it seems rather ironic that three sociologists from Leicester University can attempt to solve the sickening problem of violence involving English supporters abroad after the FA, the clubs, the police, the courts, and UEFA have all failed. The authors avoid the usual mistakes of intellectuals trying to study ‘the proles’, by travelling and socializing with the fans, (even to the extent of getting arrested) and keeping the surveys and data to a minimum.
Though the majority of the book is balanced, there is an underlying biased complacency common in this country towards the trouble caused by English supporters aboad. There is also a heavy and sometimes almost naive emphasis on the social background of the offenders (‘The Lower Working Class’), but the authors do well to expose some of the less obvious factors that add to the problem.

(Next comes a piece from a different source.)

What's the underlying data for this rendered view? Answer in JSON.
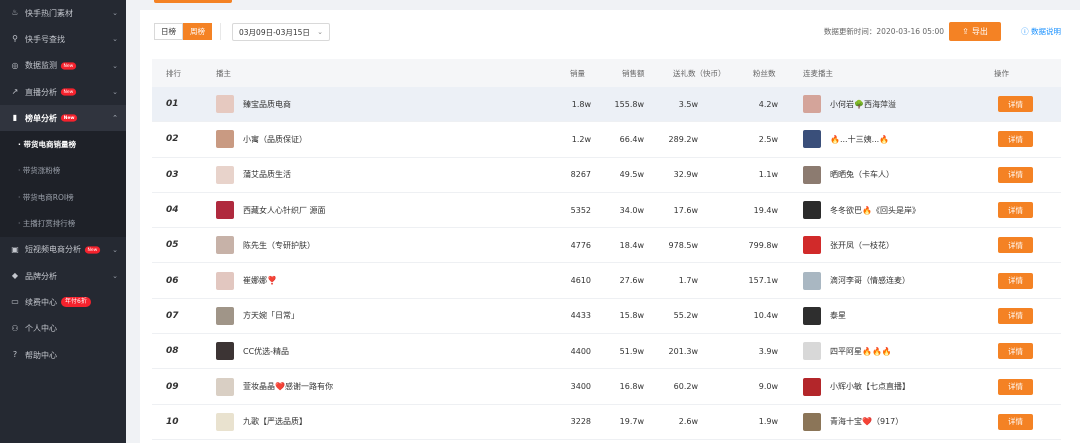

Finally, the authors suggest a series of measures that might help prevent future trouble. These include colour coding match tickets for different supporters; only issuing tickets through club or FA travel schemes linked with a photo card membership; greater co-operation with foreign clubs and police forces over travel, ticket allocation, and segregation of fans; and the use of stewards on all trips abroad to supervise fans and report any trouble makers to the travel clubs.
Of course such measures wil have pitfalls, and it is sad that there must be restrictions at all, yet the growing threat of expulsion of English clubs demands that we face up to the problem and solve it. This book cannot provide all the answers but it is a step in the right direction.

Richard Edwards